fbpx
Kelina Hospital, 123, Third Avenue,
Gwarinpa, Abuja, Nigeria
kelina@kelinahospital.com +234(0) 8033 644 644, 08129908324, 07016837070

News and Articles

WHEN THE BABY ISN’T KICKING ADEQUATELY… WHAT TO DO?

Introduction:

Pregnancy is an interesting journey a woman embarks on, in a bid to procreate.
This is heralded by presumptive signs in the first trimester and fetal kicks in second trimester which the mother learns to associate with a sense of well being of the developing baby inside her. Movements are first perceived by the mother between 18 and 20 weeks of gestation, which is termed “quickening,” often described as a gentle flutter and rapidly acquires a regular pattern.
Fetal movements have been defined as any discrete kick, flutter, swish or roll made by the baby. Such fetal activity provides an indication of the integrity of the central nervous and musculoskeletal systems. The normal fetus is active and capable of physical movement and goes through periods of both rest and sleep.

A significant reduction or sudden alteration in fetal movement is a potentially important clinical sign which could be a sign of impending fetal death. At least 40% of pregnant women become concerned about reduced fetal movement (RFM) one or more times during pregnancy. Most cases are transient.

 

When are fetal movements normal?

The number of spontaneous movements tends to increase until the 32nd week of pregnancy then plateau. It’s important to note, there is no reduction in the frequency of fetal movements in the late third trimester. Fetal Kicks

However, the type of fetal movement may change as pregnancy advances in the third trimester. By term, an average of 31 movements is felt per hour (range 16–45), with the longest period between movements ranging from 50 to 75 minutes. Fetal movements show diurnal changes. The afternoon and evening are periods of peak activity. Fetal movements are usually absent during fetal ‘sleep cycles’. These occur regularly throughout the day and night and usually last for 20–40 minutes per time. These sleep cycles rarely exceed 90 minutes in the normal healthy fetus.

 

Are there factors which influence a woman’s perception of this activity?

Fetal activity is influenced by a wide variety of factors.

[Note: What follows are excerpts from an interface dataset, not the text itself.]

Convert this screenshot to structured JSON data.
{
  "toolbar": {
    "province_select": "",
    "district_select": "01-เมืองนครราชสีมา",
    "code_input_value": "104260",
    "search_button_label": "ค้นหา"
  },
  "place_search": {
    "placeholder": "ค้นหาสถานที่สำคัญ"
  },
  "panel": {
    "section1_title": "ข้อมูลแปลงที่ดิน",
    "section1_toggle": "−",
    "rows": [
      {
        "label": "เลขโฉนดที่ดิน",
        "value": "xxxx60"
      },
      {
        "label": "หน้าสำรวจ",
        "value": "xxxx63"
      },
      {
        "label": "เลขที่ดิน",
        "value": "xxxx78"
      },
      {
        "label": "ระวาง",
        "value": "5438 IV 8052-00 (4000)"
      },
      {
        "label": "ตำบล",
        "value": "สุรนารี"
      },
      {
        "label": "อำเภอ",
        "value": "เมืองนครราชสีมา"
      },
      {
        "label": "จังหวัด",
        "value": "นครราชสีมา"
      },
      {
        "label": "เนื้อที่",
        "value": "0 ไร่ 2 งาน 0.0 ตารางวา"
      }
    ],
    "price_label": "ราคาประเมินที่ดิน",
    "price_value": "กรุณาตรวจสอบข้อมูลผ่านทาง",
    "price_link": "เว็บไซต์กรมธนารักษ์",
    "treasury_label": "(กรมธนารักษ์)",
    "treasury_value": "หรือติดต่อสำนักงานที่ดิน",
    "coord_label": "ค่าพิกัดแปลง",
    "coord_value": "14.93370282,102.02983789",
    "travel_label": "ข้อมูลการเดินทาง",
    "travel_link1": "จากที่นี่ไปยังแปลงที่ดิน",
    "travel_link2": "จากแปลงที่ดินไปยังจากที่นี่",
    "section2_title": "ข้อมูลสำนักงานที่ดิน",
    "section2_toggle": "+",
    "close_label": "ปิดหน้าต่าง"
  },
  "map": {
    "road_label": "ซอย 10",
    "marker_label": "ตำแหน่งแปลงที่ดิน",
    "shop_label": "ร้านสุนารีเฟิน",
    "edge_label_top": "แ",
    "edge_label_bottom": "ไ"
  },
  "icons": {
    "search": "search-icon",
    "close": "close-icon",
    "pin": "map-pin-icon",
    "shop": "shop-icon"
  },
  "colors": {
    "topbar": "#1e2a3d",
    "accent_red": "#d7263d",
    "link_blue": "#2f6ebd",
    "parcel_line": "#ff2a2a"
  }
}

There is some evidence that women perceive most fetal movements when lying down, fewer when sitting and fewest while standing.
It is therefore not surprising that pregnant women who are busy and not concentrating on fetal activity often report a misperception of a reduction of fetal movements.
An anteriorly positioned placenta prior to 28weeks of gestation may decrease a woman’s perception of fetal movements. Sedating drugs which cross the placenta such as alcohol, benzodiazepines, methadone and other opioids can have a transient effect on fetal movements. Also cigarette smoking is associated with a decrease in fetal activity.
Fetuses with major malformations are more likely to demonstrate reduced fetal activity.

 

What to do when you perceive your baby isn’t moving adequately

First thing, is to lie down on your side and observe the baby’s kick for 2 hours. If you have at least 10 kicks, the baby is okay for at least 24 hours. However, if the feeling of Reduced Fetal Movement persists kindly seek medical care in a facility where you can access an obstetrician. Please don’t sleep it through the night; or postpone your visit your little one may be in danger.

References

1. Reduced Fetal Movements. RCOG Green-top Guideline No. 57. February 2011
2. Eldam S, Jessen P. Fetal movements registered by the pregnant woman correlated to retrospective estimations of fetal movements from cardiotocographic tracings. Am J Obstet Gynecol 1980;136:1051–4.
3. Ospina P. The fidgety fetus hypothesis: fetal activity is an additional variable in determining birth wt of offspring of women with diabetes. Diabetes Care 2006;29: 63–7.
4. Manning F, Wyn Pugh E, Boddy K. Effect of cigarette smoking on fetal breathing movements in normal pregnancies. Br Med J 1975; 1:552–3.
5. Christensen FC, Rayburn WF. Fetal movement counts. Obstet Gynecol Clin North Am 1999; 26:607–21.
6. Baskett TF, Liston RM. Fetal movement monitoring: clinical application. Clin Perinatol 1989; 16:613–25.
7. Tveit JV, Saastad E, Bordahl PE, et al. The epidemiology of decreased fetal movements. Proceedings of the Norwegian Perinatal Society Conference, November 2006.
8. Frøen JF. A kick from within–fetal movement counting and the cancelled progress in antenatal care. J Perinat Med 2004; 32:13.
9. Frøen JF, Saastad E, Tveit JV, et al. [Clinical practice variation in reduced fetal movements]. Tidsskr Nor Laegeforen 2005; 125:2631.
10. Tveit JV, Saastad E, Stray-Pedersen B, et al. Reduction of late stillbirth with the introduction of fetal movement information and guidelines – a clinical quality improvement. BMC Pregnancy Childbirth 2009; 9:32.

 

 

Dr Olufolake Oni
Consultant Obstetrician
Kelina Hospital Abuja

Share this post

Leave a Reply